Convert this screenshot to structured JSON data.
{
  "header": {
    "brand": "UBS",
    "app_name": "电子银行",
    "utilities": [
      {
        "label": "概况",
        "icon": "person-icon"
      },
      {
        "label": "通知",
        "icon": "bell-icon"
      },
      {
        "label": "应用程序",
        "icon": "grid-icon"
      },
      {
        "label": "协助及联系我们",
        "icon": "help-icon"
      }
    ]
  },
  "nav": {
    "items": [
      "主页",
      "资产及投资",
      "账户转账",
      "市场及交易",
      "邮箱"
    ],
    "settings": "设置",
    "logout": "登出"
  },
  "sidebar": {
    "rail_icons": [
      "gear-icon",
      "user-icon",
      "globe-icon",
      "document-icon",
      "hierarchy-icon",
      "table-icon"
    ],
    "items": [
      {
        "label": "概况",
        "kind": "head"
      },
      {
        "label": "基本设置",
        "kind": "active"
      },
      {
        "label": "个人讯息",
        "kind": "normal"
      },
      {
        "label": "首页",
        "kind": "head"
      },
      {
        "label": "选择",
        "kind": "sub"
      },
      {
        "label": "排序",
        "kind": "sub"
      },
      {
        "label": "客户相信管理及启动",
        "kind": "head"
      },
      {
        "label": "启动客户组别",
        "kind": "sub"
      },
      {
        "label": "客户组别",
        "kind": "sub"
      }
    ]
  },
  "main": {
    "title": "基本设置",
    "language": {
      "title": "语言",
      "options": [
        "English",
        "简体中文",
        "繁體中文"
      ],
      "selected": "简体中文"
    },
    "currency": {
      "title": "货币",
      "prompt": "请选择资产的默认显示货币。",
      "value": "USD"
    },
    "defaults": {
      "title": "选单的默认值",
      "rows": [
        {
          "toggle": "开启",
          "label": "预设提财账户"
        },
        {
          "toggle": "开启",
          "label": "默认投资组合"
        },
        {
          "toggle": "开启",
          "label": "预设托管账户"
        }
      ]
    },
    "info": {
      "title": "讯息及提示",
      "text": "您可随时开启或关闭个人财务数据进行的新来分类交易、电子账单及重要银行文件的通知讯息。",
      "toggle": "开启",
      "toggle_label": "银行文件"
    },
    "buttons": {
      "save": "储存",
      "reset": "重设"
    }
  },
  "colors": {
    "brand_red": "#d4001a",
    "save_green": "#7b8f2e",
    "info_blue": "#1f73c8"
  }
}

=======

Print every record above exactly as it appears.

Convert this screenshot to structured JSON data.
{
  "header": {
    "brand": "UBS",
    "app_name": "电子银行",
    "utilities": [
      {
        "label": "概况",
        "icon": "person-icon"
      },
      {
        "label": "通知",
        "icon": "bell-icon"
      },
      {
        "label": "应用程序",
        "icon": "grid-icon"
      },
      {
        "label": "协助及联系我们",
        "icon": "help-icon"
      }
    ]
  },
  "nav": {
    "items": [
      "主页",
      "资产及投资",
      "账户转账",
      "市场及交易",
      "邮箱"
    ],
    "settings": "设置",
    "logout": "登出"
  },
  "sidebar": {
    "rail_icons": [
      "gear-icon",
      "user-icon",
      "globe-icon",
      "document-icon",
      "hierarchy-icon",
      "table-icon"
    ],
    "items": [
      {
        "label": "概况",
        "kind": "head"
      },
      {
        "label": "基本设置",
        "kind": "active"
      },
      {
        "label": "个人讯息",
        "kind": "normal"
      },
      {
        "label": "首页",
        "kind": "head"
      },
      {
        "label": "选择",
        "kind": "sub"
      },
      {
        "label": "排序",
        "kind": "sub"
      },
      {
        "label": "客户相信管理及启动",
        "kind": "head"
      },
      {
        "label": "启动客户组别",
        "kind": "sub"
      },
      {
        "label": "客户组别",
        "kind": "sub"
      }
    ]
  },
  "main": {
    "title": "基本设置",
    "language": {
      "title": "语言",
      "options": [
        "English",
        "简体中文",
        "繁體中文"
      ],
      "selected": "简体中文"
    },
    "currency": {
      "title": "货币",
      "prompt": "请选择资产的默认显示货币。",
      "value": "USD"
    },
    "defaults": {
      "title": "选单的默认值",
      "rows": [
        {
          "toggle": "开启",
          "label": "预设提财账户"
        },
        {
          "toggle": "开启",
          "label": "默认投资组合"
        },
        {
          "toggle": "开启",
          "label": "预设托管账户"
        }
      ]
    },
    "info": {
      "title": "讯息及提示",
      "text": "您可随时开启或关闭个人财务数据进行的新来分类交易、电子账单及重要银行文件的通知讯息。",
      "toggle": "开启",
      "toggle_label": "银行文件"
    },
    "buttons": {
      "save": "储存",
      "reset": "重设"
    }
  },
  "colors": {
    "brand_red": "#d4001a",
    "save_green": "#7b8f2e",
    "info_blue": "#1f73c8"
  }
}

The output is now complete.